The information provided herein should not be used during any medical emergency or for the diagnosis or treatment of any medical condition. A licensed medical professional should be consulted for diagnosis and treatment of any and all medical conditions. Call 911 for all medical emergencies. Links to other sites are provided for information only -- they do not constitute endorsements of those other sites. ©1997-2013 A.D.A.M., Inc. Any duplication or distribution of the information contained herein is strictly prohibited.
Is Your Pain Caused By Structural or Muscular Abnormalities?
How to Properly Treat Tennis Elbow
Carpal Tunnel Syndrome: Think Muscle Not Nerve
How to Remedy Trigger Finger
Pain Medication Addiction: Have You Crossed the Line?

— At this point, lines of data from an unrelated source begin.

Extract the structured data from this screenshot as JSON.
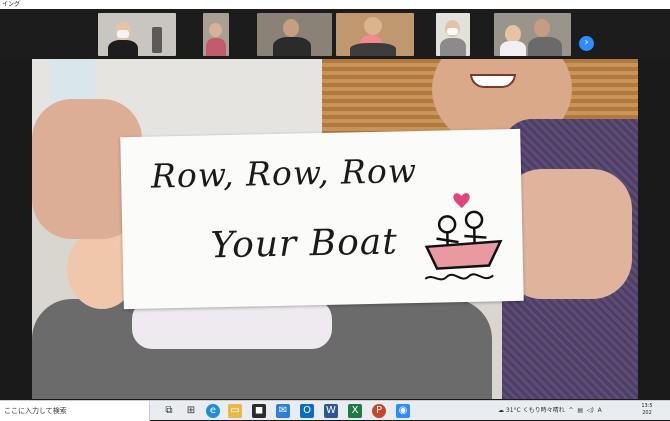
{
  "window": {
    "title": "イング"
  },
  "gallery": {
    "thumbnails": [
      {
        "id": "participant-1"
      },
      {
        "id": "participant-2"
      },
      {
        "id": "participant-3"
      },
      {
        "id": "participant-4"
      },
      {
        "id": "participant-5"
      },
      {
        "id": "participant-6"
      }
    ],
    "next_icon": "›"
  },
  "card": {
    "line1": "Row, Row, Row",
    "line2": "Your Boat"
  },
  "taskbar": {
    "search_placeholder": "ここに入力して検索",
    "weather": "31°C くもり時々晴れ",
    "time": "13:5",
    "date": "202"
  },
  "colors": {
    "accent": "#2d8cff",
    "heart": "#e0457b",
    "boat": "#e89aa0"
  }
}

Sign Up for Free Newsletters
Ask Your Doctor the RIGHT Questions!
the most from your doctor visit.
Emailed right to you!
The Ask Your Doctor email series
may contain sponsored content.
18+, US residents only please.
Explore Original Articles About...
Get the MOST from QualityHealth
- Top Searches
- 1. Arthritis Management: Nature Heals
- 2. 5 Digestive To-Dos
- 3. Men: Should You Shave It or Leave It?
- 4. Today's Top Fitness Trends
- 5. Sugar and Osteoarthritis : The Link
- 6. Can't Afford Your Hospital Bills?
- 7. Stay Energized All Day Long
- 8. Phobias: Who Has Them and Why?
- 9. What If Your EpiPen Fails?
- 10. 5 Costly Medical Billing Mistakes
- 1. Ice Falls Can Cause Serious Injuries
- 2. Can Inactivity Act Like a Disease?
- 3. Kale Snack Recipe for Diabetics
- 4. How Running Affects Arthritis
- 5. Sugar and Your Immunity System
- 6. Do Weight Loss Supplements Work?
- 7. 5 Super Foods for Spring
- 8. The Hazards of Reusable Bags
- 9. How to Avoid Ingrown Hairs
- 10. Health Tip: Constantly Change Shoes
- 1. 4 Common Treatments for Epilepsy
- 2. What Does a Urogynecologist Do?
- 3. GERD Without Heartburn? It's Possible
- 4. Graston Technique: Can It Work on You?
- 5. Music Therapy Can Help Autism
- 6. 8 Ways to Fight MS-Related Fatigue
- 7. Can You Still Bleed After Menopause?
- 8. Be Your Own Health Care Advocate
- 9. Why Is Syphillis on the Rise?
- 10. Ideal Weight vs. Happy Weight
The material on the QualityHealth Web site is for informational purposes only, and is not a substitute for medical advice, diagnosis, or treatment provided by a physician or other qualified health provider. See additional information.